WHAT THE TASK ASKS
In the listing below, find each line with the string "선택내용" and report it.

|---|

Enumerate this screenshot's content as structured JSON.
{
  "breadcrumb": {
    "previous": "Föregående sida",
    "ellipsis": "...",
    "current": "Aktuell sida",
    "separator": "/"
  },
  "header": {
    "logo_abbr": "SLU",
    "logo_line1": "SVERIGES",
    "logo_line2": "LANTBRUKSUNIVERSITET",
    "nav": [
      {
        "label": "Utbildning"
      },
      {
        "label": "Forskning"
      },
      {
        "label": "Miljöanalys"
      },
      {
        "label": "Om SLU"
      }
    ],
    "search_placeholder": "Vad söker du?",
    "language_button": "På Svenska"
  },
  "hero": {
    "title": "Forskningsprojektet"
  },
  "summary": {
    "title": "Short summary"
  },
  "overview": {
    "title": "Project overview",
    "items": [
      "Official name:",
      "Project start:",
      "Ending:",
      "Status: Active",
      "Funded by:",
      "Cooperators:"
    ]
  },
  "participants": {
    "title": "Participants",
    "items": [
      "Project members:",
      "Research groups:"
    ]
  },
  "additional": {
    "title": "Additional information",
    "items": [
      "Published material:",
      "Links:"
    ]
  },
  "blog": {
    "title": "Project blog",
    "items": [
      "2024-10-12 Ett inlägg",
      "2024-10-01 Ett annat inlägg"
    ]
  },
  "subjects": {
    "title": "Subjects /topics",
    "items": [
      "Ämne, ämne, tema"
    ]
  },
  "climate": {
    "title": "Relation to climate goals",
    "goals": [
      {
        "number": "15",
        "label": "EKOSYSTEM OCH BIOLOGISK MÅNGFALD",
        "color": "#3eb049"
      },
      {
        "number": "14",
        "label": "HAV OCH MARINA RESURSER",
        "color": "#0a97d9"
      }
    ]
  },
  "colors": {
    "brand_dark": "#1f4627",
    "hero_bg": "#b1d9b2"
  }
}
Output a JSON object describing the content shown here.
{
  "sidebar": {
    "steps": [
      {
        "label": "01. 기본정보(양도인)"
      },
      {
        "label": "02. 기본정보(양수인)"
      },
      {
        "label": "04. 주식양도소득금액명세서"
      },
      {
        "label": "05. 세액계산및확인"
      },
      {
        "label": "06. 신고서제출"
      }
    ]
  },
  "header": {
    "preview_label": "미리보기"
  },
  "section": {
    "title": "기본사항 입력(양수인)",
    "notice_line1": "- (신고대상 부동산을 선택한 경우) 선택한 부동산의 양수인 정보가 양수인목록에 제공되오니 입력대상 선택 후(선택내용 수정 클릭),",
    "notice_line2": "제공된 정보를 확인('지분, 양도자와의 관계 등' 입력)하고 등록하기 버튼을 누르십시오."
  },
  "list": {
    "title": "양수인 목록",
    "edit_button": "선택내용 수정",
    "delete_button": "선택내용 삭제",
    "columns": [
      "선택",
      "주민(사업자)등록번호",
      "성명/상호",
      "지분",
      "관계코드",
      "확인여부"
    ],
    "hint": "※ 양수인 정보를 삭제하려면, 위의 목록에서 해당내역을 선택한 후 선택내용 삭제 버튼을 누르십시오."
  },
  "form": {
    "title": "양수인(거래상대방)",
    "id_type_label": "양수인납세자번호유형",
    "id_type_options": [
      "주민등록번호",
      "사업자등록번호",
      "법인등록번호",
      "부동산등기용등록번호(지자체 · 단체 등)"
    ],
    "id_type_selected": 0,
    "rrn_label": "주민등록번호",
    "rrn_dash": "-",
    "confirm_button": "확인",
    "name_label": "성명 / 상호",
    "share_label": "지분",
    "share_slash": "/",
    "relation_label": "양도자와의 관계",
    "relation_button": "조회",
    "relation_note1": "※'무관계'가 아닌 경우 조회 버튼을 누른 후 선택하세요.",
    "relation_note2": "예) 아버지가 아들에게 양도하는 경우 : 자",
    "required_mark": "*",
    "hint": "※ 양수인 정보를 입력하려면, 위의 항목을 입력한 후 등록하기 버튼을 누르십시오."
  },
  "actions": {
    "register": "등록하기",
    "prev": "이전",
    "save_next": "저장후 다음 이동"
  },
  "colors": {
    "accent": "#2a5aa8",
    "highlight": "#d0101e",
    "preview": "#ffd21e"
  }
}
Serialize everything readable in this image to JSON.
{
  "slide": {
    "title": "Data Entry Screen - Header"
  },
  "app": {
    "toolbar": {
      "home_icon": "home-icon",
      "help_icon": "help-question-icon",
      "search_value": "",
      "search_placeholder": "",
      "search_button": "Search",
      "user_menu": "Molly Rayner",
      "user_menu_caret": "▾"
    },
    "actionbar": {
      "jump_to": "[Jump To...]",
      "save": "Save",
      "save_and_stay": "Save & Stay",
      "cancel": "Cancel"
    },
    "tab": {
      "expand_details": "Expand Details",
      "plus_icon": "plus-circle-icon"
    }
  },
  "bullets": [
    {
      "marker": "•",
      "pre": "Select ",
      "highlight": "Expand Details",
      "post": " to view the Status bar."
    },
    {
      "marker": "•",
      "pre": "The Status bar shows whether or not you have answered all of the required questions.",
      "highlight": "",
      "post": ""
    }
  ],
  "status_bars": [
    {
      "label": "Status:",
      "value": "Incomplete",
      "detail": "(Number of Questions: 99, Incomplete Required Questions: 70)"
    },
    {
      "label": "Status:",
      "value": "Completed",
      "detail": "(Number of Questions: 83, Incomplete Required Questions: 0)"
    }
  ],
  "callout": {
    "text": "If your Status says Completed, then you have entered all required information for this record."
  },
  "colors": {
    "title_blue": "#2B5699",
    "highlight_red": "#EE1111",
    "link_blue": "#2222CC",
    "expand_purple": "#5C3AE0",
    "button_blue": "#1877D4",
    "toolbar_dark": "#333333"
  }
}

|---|

RESULT OF THIS EXERCISE
    "notice_line1": "- (신고대상 부동산을 선택한 경우) 선택한 부동산의 양수인 정보가 양수인목록에 제공되오니 입력대상 선택 후(선택내용 수정 클릭),",
    "edit_button": "선택내용 수정",
    "delete_button": "선택내용 삭제",
    "hint": "※ 양수인 정보를 삭제하려면, 위의 목록에서 해당내역을 선택한 후 선택내용 삭제 버튼을 누르십시오."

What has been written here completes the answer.